TASK DETAILS: Whenever a line below mentions the word "title", that line should be copied.
SUPPLIED ENTRIES START
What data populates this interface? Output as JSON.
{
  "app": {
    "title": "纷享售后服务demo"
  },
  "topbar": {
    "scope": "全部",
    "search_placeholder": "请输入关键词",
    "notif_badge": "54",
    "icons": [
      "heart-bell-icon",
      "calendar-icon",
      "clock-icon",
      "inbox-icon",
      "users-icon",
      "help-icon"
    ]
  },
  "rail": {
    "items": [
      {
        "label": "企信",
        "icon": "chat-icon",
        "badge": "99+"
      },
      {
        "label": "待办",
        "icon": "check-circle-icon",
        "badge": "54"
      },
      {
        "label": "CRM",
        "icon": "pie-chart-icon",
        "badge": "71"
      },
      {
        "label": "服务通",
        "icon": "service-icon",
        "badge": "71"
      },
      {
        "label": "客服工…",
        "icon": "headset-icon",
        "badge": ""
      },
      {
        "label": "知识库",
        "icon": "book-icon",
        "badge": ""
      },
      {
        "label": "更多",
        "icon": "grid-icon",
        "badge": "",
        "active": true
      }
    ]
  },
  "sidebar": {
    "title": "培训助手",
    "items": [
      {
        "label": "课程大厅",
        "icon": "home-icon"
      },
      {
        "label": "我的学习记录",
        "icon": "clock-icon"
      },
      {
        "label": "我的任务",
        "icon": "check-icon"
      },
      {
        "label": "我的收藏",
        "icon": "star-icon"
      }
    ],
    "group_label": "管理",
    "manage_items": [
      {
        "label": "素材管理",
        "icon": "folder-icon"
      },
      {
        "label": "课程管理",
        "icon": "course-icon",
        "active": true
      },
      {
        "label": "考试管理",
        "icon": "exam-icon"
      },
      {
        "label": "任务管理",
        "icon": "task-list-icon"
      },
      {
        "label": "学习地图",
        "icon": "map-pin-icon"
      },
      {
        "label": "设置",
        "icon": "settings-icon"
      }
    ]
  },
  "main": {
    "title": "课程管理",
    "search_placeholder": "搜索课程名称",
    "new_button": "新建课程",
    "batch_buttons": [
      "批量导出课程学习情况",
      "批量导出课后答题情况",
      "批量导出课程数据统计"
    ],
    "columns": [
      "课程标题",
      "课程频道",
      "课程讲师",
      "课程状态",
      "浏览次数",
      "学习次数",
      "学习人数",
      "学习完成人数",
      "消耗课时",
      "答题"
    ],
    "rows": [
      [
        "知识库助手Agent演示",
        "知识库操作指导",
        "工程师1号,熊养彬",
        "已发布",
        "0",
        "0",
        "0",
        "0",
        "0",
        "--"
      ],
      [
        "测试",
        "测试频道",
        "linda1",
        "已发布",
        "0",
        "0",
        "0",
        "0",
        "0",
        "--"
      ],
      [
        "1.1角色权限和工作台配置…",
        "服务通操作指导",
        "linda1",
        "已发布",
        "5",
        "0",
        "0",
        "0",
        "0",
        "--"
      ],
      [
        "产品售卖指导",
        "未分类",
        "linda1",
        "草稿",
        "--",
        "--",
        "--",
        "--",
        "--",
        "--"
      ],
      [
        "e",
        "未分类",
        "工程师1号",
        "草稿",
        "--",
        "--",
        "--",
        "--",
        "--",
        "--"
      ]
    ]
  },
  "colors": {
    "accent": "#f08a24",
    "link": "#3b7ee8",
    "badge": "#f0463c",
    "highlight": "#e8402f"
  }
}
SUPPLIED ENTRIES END
EXERCISE ANSWER:
    "title": "纷享售后服务demo"
    "title": "培训助手",
    "title": "课程管理",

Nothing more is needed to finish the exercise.